[Excerpts from an interface dataset]

_____

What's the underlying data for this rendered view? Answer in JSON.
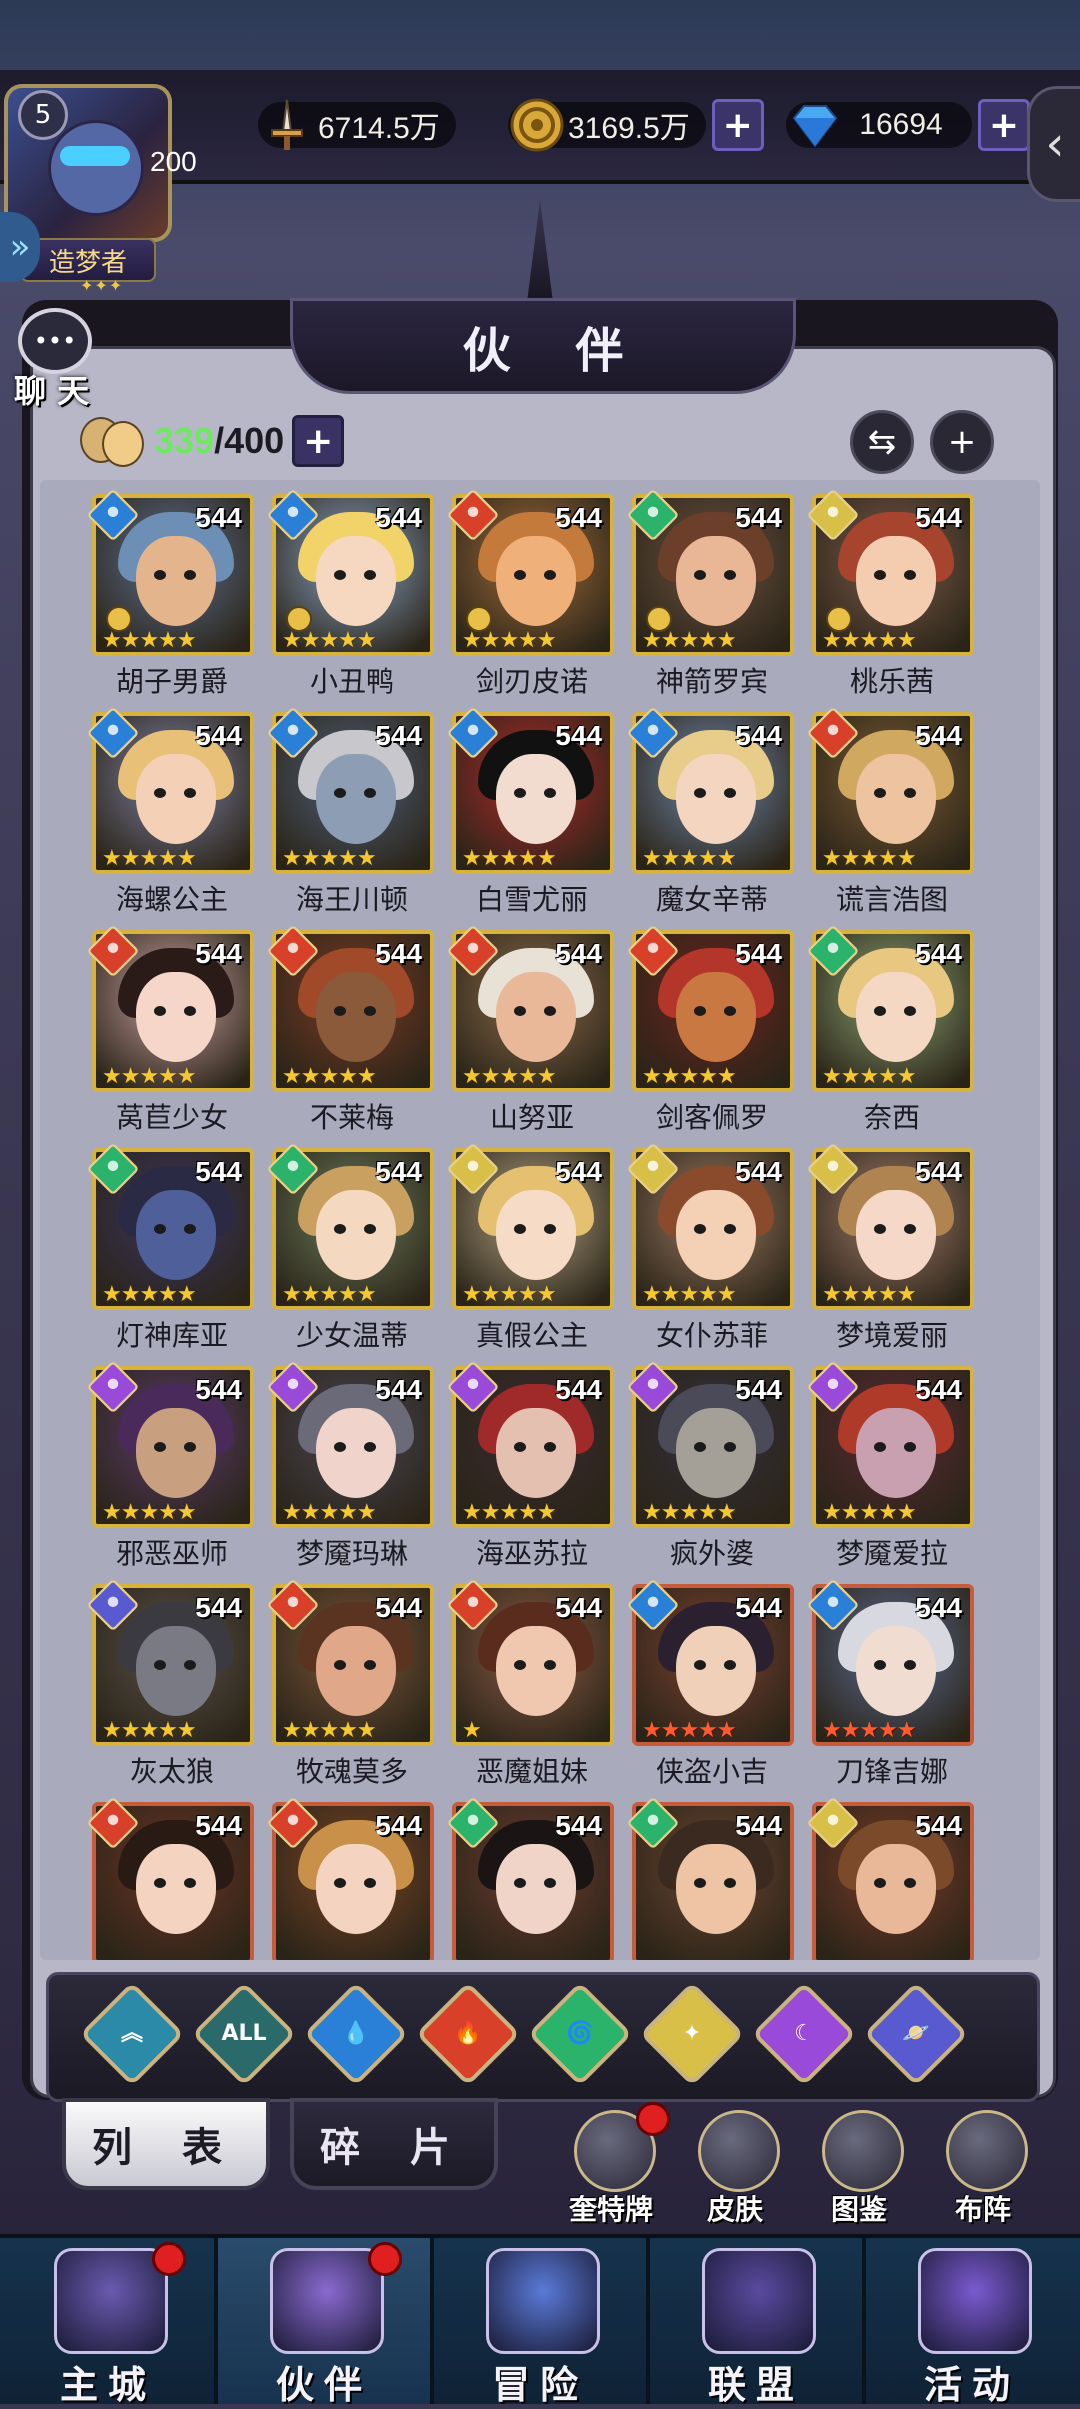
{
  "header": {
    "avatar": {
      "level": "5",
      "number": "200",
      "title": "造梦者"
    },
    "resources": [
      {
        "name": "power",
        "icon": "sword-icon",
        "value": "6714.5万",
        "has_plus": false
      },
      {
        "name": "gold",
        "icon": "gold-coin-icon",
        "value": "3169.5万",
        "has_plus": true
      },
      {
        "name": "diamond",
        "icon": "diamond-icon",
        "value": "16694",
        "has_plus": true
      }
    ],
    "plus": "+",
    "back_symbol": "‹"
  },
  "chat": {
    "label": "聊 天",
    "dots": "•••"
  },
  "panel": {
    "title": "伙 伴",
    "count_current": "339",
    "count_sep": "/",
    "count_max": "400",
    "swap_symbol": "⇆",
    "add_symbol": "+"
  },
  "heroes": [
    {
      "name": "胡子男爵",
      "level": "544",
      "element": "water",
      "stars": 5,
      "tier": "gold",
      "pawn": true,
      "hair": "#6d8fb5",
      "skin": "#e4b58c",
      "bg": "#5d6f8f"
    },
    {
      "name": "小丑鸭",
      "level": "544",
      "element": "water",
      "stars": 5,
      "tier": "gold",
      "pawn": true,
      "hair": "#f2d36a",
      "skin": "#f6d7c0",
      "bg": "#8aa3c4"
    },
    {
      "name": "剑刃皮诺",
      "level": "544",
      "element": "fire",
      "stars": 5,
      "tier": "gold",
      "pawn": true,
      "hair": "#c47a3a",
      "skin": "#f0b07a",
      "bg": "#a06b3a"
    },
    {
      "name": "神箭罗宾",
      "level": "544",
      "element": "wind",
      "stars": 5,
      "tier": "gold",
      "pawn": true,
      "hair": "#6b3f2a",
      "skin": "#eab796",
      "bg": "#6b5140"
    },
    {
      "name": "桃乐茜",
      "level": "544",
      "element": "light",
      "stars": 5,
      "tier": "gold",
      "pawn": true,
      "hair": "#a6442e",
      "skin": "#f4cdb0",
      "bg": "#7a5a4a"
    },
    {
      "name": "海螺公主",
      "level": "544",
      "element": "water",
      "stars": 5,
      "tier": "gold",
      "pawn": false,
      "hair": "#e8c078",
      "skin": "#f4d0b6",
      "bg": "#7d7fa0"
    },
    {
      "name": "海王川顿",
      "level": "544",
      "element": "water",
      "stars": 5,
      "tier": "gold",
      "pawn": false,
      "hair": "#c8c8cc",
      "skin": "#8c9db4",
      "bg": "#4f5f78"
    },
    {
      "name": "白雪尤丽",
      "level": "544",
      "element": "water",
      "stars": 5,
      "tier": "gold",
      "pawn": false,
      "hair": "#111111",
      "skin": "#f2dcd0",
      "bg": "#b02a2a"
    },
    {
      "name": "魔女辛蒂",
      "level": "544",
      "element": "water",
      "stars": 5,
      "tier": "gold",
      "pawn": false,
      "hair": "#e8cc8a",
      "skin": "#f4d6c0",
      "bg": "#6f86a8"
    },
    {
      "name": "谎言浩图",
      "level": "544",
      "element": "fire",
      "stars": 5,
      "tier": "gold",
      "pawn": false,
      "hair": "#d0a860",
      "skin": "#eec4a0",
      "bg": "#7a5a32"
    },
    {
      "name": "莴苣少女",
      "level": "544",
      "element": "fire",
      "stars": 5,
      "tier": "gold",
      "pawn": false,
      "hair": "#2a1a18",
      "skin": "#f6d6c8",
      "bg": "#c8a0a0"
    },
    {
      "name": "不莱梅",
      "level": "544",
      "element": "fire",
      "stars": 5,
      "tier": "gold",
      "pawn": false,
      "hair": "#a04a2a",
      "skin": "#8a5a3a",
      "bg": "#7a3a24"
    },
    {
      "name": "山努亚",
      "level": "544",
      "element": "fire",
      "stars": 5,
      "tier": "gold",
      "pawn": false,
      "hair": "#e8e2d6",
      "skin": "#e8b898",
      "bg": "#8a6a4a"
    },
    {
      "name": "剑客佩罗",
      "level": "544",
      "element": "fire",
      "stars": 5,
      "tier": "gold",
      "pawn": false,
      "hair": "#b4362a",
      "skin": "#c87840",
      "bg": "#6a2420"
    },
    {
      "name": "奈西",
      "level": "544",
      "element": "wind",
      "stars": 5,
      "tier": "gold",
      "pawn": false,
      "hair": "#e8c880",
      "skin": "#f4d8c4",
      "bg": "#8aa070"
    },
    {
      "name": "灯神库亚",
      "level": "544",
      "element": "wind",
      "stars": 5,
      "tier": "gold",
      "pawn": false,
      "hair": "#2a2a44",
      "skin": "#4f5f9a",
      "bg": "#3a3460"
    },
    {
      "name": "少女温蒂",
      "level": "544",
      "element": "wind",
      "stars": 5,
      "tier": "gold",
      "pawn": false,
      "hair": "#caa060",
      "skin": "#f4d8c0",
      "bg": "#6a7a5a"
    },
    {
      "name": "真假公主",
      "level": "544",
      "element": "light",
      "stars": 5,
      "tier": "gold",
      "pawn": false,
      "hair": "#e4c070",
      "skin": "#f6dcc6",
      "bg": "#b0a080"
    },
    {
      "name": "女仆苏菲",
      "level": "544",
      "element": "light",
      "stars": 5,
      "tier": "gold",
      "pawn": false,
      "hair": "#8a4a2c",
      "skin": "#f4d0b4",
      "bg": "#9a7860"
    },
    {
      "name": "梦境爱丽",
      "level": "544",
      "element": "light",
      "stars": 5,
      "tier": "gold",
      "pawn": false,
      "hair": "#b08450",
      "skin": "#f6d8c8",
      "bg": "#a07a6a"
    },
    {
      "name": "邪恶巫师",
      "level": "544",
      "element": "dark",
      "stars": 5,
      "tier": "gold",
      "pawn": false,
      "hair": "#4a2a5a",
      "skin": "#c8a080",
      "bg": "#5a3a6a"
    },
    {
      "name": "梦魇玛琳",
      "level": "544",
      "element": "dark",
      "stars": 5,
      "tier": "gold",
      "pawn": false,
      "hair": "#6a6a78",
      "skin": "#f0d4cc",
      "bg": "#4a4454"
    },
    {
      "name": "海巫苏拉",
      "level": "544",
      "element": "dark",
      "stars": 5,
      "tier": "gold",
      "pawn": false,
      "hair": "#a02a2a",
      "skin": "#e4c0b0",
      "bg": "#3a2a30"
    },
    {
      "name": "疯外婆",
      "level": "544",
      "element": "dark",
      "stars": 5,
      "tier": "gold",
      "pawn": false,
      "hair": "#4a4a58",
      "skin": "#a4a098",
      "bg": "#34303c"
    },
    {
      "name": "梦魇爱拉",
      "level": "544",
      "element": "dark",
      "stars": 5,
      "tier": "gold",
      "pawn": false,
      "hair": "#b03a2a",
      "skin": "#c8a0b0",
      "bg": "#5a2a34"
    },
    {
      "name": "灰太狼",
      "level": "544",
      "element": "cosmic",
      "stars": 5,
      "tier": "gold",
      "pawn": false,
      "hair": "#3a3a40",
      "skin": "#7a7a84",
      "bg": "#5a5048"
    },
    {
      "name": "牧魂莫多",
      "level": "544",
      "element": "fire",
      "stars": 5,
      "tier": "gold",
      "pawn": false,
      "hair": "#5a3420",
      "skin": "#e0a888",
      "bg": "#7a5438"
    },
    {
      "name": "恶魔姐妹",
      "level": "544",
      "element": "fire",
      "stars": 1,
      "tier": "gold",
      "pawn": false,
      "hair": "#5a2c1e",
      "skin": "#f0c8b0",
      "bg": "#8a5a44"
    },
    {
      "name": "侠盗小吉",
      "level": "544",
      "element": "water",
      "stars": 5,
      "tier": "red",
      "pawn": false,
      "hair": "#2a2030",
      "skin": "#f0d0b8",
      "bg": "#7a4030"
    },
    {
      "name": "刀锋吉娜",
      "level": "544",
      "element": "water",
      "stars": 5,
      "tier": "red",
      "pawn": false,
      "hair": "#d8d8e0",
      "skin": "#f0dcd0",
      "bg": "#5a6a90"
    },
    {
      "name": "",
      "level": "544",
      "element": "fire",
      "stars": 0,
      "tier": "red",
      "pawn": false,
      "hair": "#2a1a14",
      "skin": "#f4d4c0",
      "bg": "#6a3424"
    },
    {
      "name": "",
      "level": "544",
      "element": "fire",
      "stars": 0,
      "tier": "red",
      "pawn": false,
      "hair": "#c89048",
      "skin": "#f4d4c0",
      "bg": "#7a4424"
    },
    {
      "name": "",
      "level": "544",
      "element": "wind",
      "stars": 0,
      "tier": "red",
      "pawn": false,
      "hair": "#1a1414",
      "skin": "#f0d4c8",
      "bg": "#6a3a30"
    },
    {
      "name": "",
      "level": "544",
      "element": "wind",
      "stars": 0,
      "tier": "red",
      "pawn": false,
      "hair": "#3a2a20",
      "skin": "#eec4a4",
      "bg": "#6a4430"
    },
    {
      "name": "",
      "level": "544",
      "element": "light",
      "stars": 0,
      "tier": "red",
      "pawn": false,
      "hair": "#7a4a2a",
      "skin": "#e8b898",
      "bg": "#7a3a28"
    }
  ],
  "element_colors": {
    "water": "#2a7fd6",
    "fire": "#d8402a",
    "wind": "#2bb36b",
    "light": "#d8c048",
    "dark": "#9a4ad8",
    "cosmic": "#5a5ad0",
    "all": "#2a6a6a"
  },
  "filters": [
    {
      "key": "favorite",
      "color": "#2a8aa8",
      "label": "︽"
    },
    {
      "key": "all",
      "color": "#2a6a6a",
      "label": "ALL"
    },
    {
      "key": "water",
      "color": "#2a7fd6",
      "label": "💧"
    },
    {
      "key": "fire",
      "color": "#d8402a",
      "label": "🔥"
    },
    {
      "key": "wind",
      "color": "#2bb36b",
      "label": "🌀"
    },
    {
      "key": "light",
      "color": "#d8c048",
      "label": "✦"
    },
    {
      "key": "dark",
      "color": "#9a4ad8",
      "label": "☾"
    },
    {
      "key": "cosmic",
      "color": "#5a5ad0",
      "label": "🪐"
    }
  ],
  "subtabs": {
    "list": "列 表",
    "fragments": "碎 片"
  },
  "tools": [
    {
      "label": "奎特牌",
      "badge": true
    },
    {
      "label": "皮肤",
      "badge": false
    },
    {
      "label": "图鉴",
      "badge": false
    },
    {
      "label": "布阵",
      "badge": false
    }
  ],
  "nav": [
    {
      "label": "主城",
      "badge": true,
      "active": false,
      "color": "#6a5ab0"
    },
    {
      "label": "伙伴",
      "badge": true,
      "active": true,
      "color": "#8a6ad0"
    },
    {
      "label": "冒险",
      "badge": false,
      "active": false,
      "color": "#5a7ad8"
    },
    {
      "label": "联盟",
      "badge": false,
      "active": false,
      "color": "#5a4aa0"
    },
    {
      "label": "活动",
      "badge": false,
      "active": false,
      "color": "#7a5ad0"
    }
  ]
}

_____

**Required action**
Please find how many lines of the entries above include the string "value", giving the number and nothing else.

**Exercise answer**
3